In many ways The Kite Runner is an upstairs/downstairs story wherein the master of the house impregnates a wayward servant and two boys, the master's legitimate son and his illegitimate son, grow up and grow apart without really knowing who they are and how they are more deeply linked than they realize.
At the core of the tale, betrayal plays a big role. The legitimate son betrays the illigitimate son while the broader cultural landscape, with international interventions making things worse, generates betrayals on an even grander scale. From what I know of Afghanistan, and I've been following it for thirty years, the picture of the Taliban here is accurate. From what the novel convincingly tells us, the father of the two sons is accurately portrayed as a conflicted hypocrite.
Taken all together, including passages that play out in the U.S. and Pakistan, one can see here an Afhanistan that is majestically formal, honor based, and brutal to the point of callous depravity. A critical issue focuses on the fact that the illigitimate son is Hazara, a half-member of a group of Persian speaking people who are Shi'a and looked down upon by the Sunni Pashtun plurality.
In the U.S. we've become familiar with the Sunni/Shi'a divide in Islam. In The Kite Runner we meet it in personal, not geo-political terms. We also meet, when all is taken together, the dysfunctional nature of Afghanistan itself. Is this really a country? Are these people some kind of nation? That's highly debatable, just as it is debatable that America's longest war will bring the people who live in the place called Afghanistan into some kind of functional democracy. I don't think so.
I like the elements of brutal tragedy that color the final chapters of this book because of their realism. There's a bit of a happy ending, but not much of one. The legitimate son recognizes that he can't heal all the wounds of the past by adopting the deceased illigitimate son's child and raising him in San Francisco.
The style of the book is straightforward, crisp, and colorful. The character portraits are convincing. There's some suspect plot work torquing up the finale, but it's forgiveable.

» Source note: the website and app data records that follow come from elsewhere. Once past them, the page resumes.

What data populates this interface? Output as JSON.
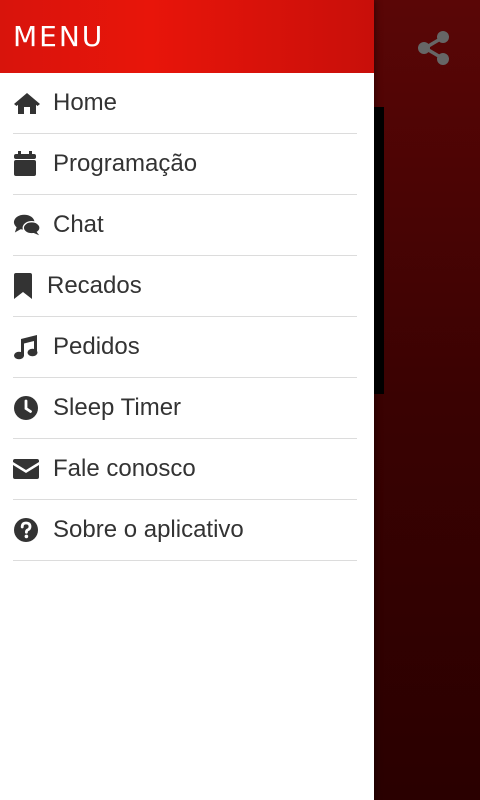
{
  "header": {
    "title": "MENU"
  },
  "actions": {
    "share_icon": "share-icon"
  },
  "menu": {
    "items": [
      {
        "label": "Home",
        "icon": "home-icon"
      },
      {
        "label": "Programação",
        "icon": "calendar-icon"
      },
      {
        "label": "Chat",
        "icon": "chat-icon"
      },
      {
        "label": "Recados",
        "icon": "bookmark-icon"
      },
      {
        "label": "Pedidos",
        "icon": "music-note-icon"
      },
      {
        "label": "Sleep Timer",
        "icon": "clock-icon"
      },
      {
        "label": "Fale conosco",
        "icon": "envelope-icon"
      },
      {
        "label": "Sobre o aplicativo",
        "icon": "question-circle-icon"
      }
    ]
  },
  "colors": {
    "header_red": "#e8150a",
    "background_dark_red": "#3a0202",
    "text": "#333333",
    "icon": "#333333",
    "divider": "#dcdcdc"
  }
}
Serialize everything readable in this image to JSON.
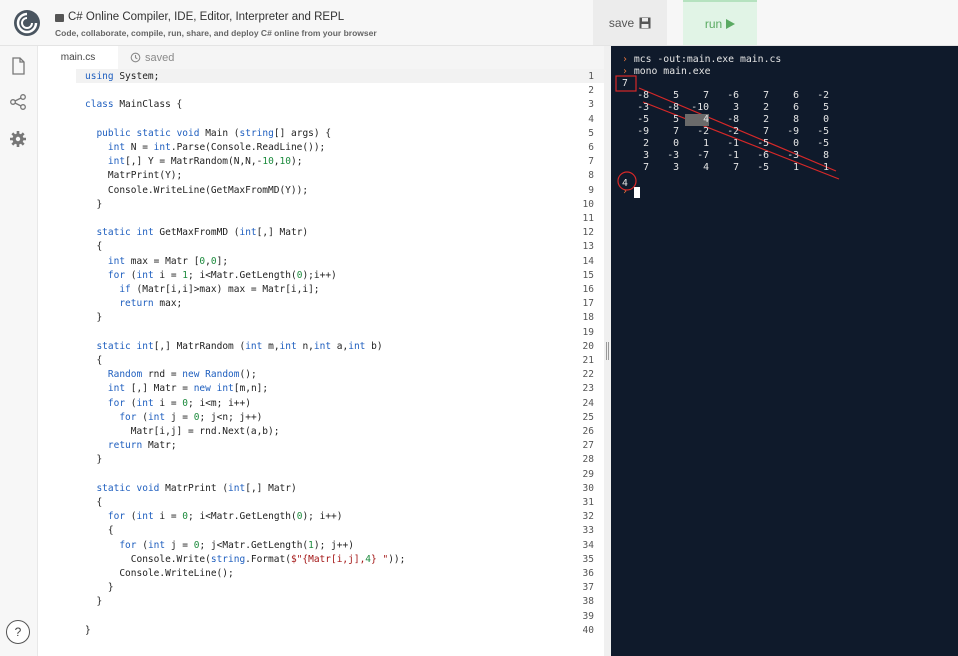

This is a book worth reading for its story and its depiction of people in enternal conflict not only with each other but with the harsh realities of their native lands.
Causes Robert Earle Supports
World Wildlife Fund